(What you will do): When you return the data, keep each character exactly as it appears.

(Provided material):
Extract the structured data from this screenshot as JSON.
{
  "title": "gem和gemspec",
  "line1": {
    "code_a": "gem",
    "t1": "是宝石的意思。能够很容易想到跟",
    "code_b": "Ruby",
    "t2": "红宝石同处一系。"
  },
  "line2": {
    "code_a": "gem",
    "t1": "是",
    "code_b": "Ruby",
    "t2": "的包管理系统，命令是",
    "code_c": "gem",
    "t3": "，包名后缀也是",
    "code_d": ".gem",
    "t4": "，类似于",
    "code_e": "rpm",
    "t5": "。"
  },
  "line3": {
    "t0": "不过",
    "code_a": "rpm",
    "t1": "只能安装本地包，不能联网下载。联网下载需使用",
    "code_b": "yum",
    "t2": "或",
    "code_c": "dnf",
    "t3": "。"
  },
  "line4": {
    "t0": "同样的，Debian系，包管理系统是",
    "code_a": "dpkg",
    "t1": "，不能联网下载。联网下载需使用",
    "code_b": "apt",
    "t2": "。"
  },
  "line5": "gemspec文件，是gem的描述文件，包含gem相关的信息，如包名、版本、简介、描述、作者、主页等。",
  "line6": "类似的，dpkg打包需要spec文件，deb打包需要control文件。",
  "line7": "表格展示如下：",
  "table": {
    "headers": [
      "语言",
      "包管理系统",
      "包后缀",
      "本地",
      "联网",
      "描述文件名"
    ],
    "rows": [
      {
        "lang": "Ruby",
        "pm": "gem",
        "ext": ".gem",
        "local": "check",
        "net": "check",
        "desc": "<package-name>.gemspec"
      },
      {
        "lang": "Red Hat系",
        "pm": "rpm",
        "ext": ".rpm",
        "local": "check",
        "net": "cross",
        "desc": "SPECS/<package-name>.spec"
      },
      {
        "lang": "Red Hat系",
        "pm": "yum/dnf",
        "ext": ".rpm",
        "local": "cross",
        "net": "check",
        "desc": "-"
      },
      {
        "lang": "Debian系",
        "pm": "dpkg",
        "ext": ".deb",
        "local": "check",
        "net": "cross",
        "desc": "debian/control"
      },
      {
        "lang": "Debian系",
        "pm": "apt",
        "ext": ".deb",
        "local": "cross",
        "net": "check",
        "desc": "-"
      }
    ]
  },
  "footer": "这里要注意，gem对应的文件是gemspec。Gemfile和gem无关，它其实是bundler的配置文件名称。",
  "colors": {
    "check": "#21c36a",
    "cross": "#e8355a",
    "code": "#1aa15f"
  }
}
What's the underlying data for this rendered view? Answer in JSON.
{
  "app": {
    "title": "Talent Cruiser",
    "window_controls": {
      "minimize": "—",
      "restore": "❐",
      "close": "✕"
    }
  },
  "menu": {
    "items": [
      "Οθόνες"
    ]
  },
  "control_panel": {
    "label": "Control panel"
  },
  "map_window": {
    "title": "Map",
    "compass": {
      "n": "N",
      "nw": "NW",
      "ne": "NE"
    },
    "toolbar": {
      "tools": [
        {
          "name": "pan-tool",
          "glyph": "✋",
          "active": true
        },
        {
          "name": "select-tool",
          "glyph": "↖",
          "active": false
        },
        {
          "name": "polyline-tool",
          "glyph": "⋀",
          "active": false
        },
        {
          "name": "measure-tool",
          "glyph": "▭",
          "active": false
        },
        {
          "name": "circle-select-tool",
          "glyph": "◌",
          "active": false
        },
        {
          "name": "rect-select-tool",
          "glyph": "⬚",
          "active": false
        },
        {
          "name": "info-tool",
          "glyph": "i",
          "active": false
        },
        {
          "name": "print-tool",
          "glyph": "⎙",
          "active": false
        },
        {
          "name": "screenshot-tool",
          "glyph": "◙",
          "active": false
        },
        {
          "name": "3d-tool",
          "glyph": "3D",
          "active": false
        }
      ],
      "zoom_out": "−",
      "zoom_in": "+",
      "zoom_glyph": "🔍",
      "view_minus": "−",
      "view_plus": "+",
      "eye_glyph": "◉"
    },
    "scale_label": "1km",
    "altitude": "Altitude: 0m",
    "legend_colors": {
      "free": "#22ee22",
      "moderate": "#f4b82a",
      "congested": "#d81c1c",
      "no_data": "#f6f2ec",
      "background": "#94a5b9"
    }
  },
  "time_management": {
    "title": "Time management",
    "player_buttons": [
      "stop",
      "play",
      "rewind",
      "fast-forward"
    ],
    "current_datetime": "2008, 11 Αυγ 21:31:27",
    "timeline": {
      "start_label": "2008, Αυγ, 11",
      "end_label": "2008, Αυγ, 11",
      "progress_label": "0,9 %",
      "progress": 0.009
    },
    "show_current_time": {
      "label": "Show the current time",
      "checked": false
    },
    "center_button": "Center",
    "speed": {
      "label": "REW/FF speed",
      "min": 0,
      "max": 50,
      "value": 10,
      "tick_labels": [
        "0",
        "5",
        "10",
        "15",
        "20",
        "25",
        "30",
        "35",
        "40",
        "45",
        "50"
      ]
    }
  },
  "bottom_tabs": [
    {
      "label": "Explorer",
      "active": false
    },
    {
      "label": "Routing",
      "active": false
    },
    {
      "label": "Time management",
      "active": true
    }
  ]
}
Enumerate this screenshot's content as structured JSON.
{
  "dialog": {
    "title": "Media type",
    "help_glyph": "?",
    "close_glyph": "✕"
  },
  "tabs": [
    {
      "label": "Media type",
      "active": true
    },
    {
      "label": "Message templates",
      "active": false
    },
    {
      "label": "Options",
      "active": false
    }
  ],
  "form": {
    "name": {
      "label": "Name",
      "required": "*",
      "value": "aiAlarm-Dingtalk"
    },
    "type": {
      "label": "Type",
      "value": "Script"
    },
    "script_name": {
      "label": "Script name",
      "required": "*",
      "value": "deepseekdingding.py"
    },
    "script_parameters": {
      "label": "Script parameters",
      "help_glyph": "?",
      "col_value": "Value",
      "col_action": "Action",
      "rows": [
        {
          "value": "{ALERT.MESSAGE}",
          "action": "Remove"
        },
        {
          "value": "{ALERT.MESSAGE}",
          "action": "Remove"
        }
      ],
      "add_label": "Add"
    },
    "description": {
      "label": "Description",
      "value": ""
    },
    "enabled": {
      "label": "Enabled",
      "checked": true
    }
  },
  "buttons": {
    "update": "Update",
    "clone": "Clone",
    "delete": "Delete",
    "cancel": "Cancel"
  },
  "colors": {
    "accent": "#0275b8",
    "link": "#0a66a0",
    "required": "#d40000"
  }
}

(Exercise solution):
Extract the structured data from this screenshot as JSON.
{
  "title": "gem和gemspec",
  "line1": {
    "code_a": "gem",
    "t1": "是宝石的意思。能够很容易想到跟",
    "code_b": "Ruby",
    "t2": "红宝石同处一系。"
  },
  "line2": {
    "code_a": "gem",
    "t1": "是",
    "code_b": "Ruby",
    "t2": "的包管理系统，命令是",
    "code_c": "gem",
    "t3": "，包名后缀也是",
    "code_d": ".gem",
    "t4": "，类似于",
    "code_e": "rpm",
    "t5": "。"
  },
  "line3": {
    "t0": "不过",
    "code_a": "rpm",
    "t1": "只能安装本地包，不能联网下载。联网下载需使用",
    "code_b": "yum",
    "t2": "或",
    "code_c": "dnf",
    "t3": "。"
  },
  "line4": {
    "t0": "同样的，Debian系，包管理系统是",
    "code_a": "dpkg",
    "t1": "，不能联网下载。联网下载需使用",
    "code_b": "apt",
    "t2": "。"
  },
  "line5": "gemspec文件，是gem的描述文件，包含gem相关的信息，如包名、版本、简介、描述、作者、主页等。",
  "line6": "类似的，dpkg打包需要spec文件，deb打包需要control文件。",
  "line7": "表格展示如下：",
  "table": {
    "headers": [
      "语言",
      "包管理系统",
      "包后缀",
      "本地",
      "联网",
      "描述文件名"
    ],
    "rows": [
      {
        "lang": "Ruby",
        "pm": "gem",
        "ext": ".gem",
        "local": "check",
        "net": "check",
        "desc": "<package-name>.gemspec"
      },
      {
        "lang": "Red Hat系",
        "pm": "rpm",
        "ext": ".rpm",
        "local": "check",
        "net": "cross",
        "desc": "SPECS/<package-name>.spec"
      },
      {
        "lang": "Red Hat系",
        "pm": "yum/dnf",
        "ext": ".rpm",
        "local": "cross",
        "net": "check",
        "desc": "-"
      },
      {
        "lang": "Debian系",
        "pm": "dpkg",
        "ext": ".deb",
        "local": "check",
        "net": "cross",
        "desc": "debian/control"
      },
      {
        "lang": "Debian系",
        "pm": "apt",
        "ext": ".deb",
        "local": "cross",
        "net": "check",
        "desc": "-"
      }
    ]
  },
  "footer": "这里要注意，gem对应的文件是gemspec。Gemfile和gem无关，它其实是bundler的配置文件名称。",
  "colors": {
    "check": "#21c36a",
    "cross": "#e8355a",
    "code": "#1aa15f"
  }
}
What's the underlying data for this rendered view? Answer in JSON.
{
  "app": {
    "title": "Talent Cruiser",
    "window_controls": {
      "minimize": "—",
      "restore": "❐",
      "close": "✕"
    }
  },
  "menu": {
    "items": [
      "Οθόνες"
    ]
  },
  "control_panel": {
    "label": "Control panel"
  },
  "map_window": {
    "title": "Map",
    "compass": {
      "n": "N",
      "nw": "NW",
      "ne": "NE"
    },
    "toolbar": {
      "tools": [
        {
          "name": "pan-tool",
          "glyph": "✋",
          "active": true
        },
        {
          "name": "select-tool",
          "glyph": "↖",
          "active": false
        },
        {
          "name": "polyline-tool",
          "glyph": "⋀",
          "active": false
        },
        {
          "name": "measure-tool",
          "glyph": "▭",
          "active": false
        },
        {
          "name": "circle-select-tool",
          "glyph": "◌",
          "active": false
        },
        {
          "name": "rect-select-tool",
          "glyph": "⬚",
          "active": false
        },
        {
          "name": "info-tool",
          "glyph": "i",
          "active": false
        },
        {
          "name": "print-tool",
          "glyph": "⎙",
          "active": false
        },
        {
          "name": "screenshot-tool",
          "glyph": "◙",
          "active": false
        },
        {
          "name": "3d-tool",
          "glyph": "3D",
          "active": false
        }
      ],
      "zoom_out": "−",
      "zoom_in": "+",
      "zoom_glyph": "🔍",
      "view_minus": "−",
      "view_plus": "+",
      "eye_glyph": "◉"
    },
    "scale_label": "1km",
    "altitude": "Altitude: 0m",
    "legend_colors": {
      "free": "#22ee22",
      "moderate": "#f4b82a",
      "congested": "#d81c1c",
      "no_data": "#f6f2ec",
      "background": "#94a5b9"
    }
  },
  "time_management": {
    "title": "Time management",
    "player_buttons": [
      "stop",
      "play",
      "rewind",
      "fast-forward"
    ],
    "current_datetime": "2008, 11 Αυγ 21:31:27",
    "timeline": {
      "start_label": "2008, Αυγ, 11",
      "end_label": "2008, Αυγ, 11",
      "progress_label": "0,9 %",
      "progress": 0.009
    },
    "show_current_time": {
      "label": "Show the current time",
      "checked": false
    },
    "center_button": "Center",
    "speed": {
      "label": "REW/FF speed",
      "min": 0,
      "max": 50,
      "value": 10,
      "tick_labels": [
        "0",
        "5",
        "10",
        "15",
        "20",
        "25",
        "30",
        "35",
        "40",
        "45",
        "50"
      ]
    }
  },
  "bottom_tabs": [
    {
      "label": "Explorer",
      "active": false
    },
    {
      "label": "Routing",
      "active": false
    },
    {
      "label": "Time management",
      "active": true
    }
  ]
}
Enumerate this screenshot's content as structured JSON.
{
  "dialog": {
    "title": "Media type",
    "help_glyph": "?",
    "close_glyph": "✕"
  },
  "tabs": [
    {
      "label": "Media type",
      "active": true
    },
    {
      "label": "Message templates",
      "active": false
    },
    {
      "label": "Options",
      "active": false
    }
  ],
  "form": {
    "name": {
      "label": "Name",
      "required": "*",
      "value": "aiAlarm-Dingtalk"
    },
    "type": {
      "label": "Type",
      "value": "Script"
    },
    "script_name": {
      "label": "Script name",
      "required": "*",
      "value": "deepseekdingding.py"
    },
    "script_parameters": {
      "label": "Script parameters",
      "help_glyph": "?",
      "col_value": "Value",
      "col_action": "Action",
      "rows": [
        {
          "value": "{ALERT.MESSAGE}",
          "action": "Remove"
        },
        {
          "value": "{ALERT.MESSAGE}",
          "action": "Remove"
        }
      ],
      "add_label": "Add"
    },
    "description": {
      "label": "Description",
      "value": ""
    },
    "enabled": {
      "label": "Enabled",
      "checked": true
    }
  },
  "buttons": {
    "update": "Update",
    "clone": "Clone",
    "delete": "Delete",
    "cancel": "Cancel"
  },
  "colors": {
    "accent": "#0275b8",
    "link": "#0a66a0",
    "required": "#d40000"
  }
}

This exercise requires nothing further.